It is also essential during this pre-campaign phase for an organization to reflect on any past
campaigns and how successful or not that they were. It should ask questions such as - what worked? What didn’t work? What campaign model was used, and how effective was it? What were the strengths and weaknesses of the campaign process?
Additionally, one crucial element that needs examining is how the community perceives the organization and if the community you’re raising funds for is in support of your efforts. If the community is not in favor of the efforts, you may be able to raise major gifts, but you will have a difficult time garnering more widespread support from the broad-based community.
It is at this stage that the organization should consider developing a preliminary goal and
campaign objectives and how the organization’s specific need is articulated into a preliminary Case for Support that outlines the organization’s need for philanthropic income. As part of this Case for Support, the organization will also outline the Gift Range Chart that suggests the scale of gifts needed to reach the campaign goal. This gift chart will be revised numerous times during the campaign to reflect current reality.
It is often at this stage that the organization may consider bringing in an outside consultant to conduct a Capital Campaign Feasibility Study. This Study would assist the organization in determining whether or not an organization can realistically achieving the campaign goal and the most effective methods for accomplishing the goal. It will “test” the campaign goal and make recommendations.
A Feasibility Study is an essential part of the planning process, ultimately leading to
the recommendation that may cause the organization to forego a campaign, move forward with an altered goal or go full-steam ahead with the confidence that the organization will be successful.
For most organizations, a capital campaign is an episodic campaign, mounted only occasionally in an organization’s life cycle. Thus, it is imperative that an organization carefully consider a multitude of different factors before moving full-steam ahead into campaign mode. The key to an organization’s Capital Campaign success is to do the due diligence needed for a successful effort ultimately.
Here are the key steps that an organization needs to take before beginning fundraising for a Capital Campaign.

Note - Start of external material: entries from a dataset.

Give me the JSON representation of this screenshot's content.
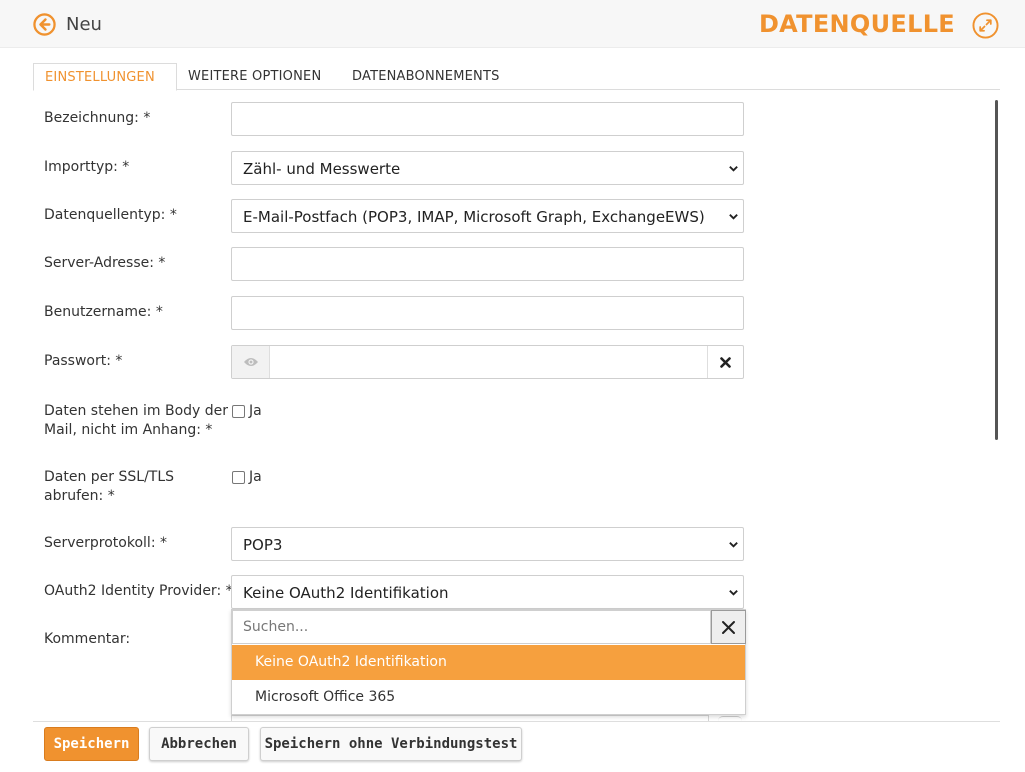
{
  "header": {
    "back_label": "Neu",
    "title": "DATENQUELLE",
    "accent_color": "#f0922f"
  },
  "tabs": [
    {
      "label": "EINSTELLUNGEN",
      "active": true
    },
    {
      "label": "WEITERE OPTIONEN",
      "active": false
    },
    {
      "label": "DATENABONNEMENTS",
      "active": false
    }
  ],
  "form": {
    "bezeichnung": {
      "label": "Bezeichnung:",
      "required": "*",
      "value": ""
    },
    "importtyp": {
      "label": "Importtyp:",
      "required": "*",
      "value": "Zähl- und Messwerte"
    },
    "datenquellentyp": {
      "label": "Datenquellentyp:",
      "required": "*",
      "value": "E-Mail-Postfach (POP3, IMAP, Microsoft Graph, ExchangeEWS)"
    },
    "server_adresse": {
      "label": "Server-Adresse:",
      "required": "*",
      "value": ""
    },
    "benutzername": {
      "label": "Benutzername:",
      "required": "*",
      "value": ""
    },
    "passwort": {
      "label": "Passwort:",
      "required": "*",
      "value": ""
    },
    "body_mail": {
      "label_line1": "Daten stehen im Body der",
      "label_line2": "Mail, nicht im Anhang:",
      "required": "*",
      "checkbox_label": "Ja",
      "checked": false
    },
    "ssl_tls": {
      "label_line1": "Daten per SSL/TLS",
      "label_line2": "abrufen:",
      "required": "*",
      "checkbox_label": "Ja",
      "checked": false
    },
    "serverprotokoll": {
      "label": "Serverprotokoll:",
      "required": "*",
      "value": "POP3"
    },
    "oauth2": {
      "label": "OAuth2 Identity Provider:",
      "required": "*",
      "value": "Keine OAuth2 Identifikation"
    },
    "kommentar": {
      "label": "Kommentar:"
    }
  },
  "dropdown": {
    "search_placeholder": "Suchen...",
    "options": [
      {
        "label": "Keine OAuth2 Identifikation",
        "selected": true
      },
      {
        "label": "Microsoft Office 365",
        "selected": false
      }
    ]
  },
  "footer": {
    "save_label": "Speichern",
    "cancel_label": "Abbrechen",
    "save_without_test_label": "Speichern ohne Verbindungstest"
  }
}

- Ensure that you have enough donors and prospective donors;
- Ensure that your organization as a whole is ready for a more considerable campaign effort;
- Get your development program in order;
- Put a plan together: Ramp up your development; and
- Do your homework: Pre-campaign planning.
Are you ready to fundraise for a major capital effort? For more on how to plan your upcoming Capital Campaign, and bring in those big dollars to support your next effort, see the Charity How To top-rated step-by-step guide: How To Create A Successful Capital Campaign: New Money For Small and Large Nonprofits Alike.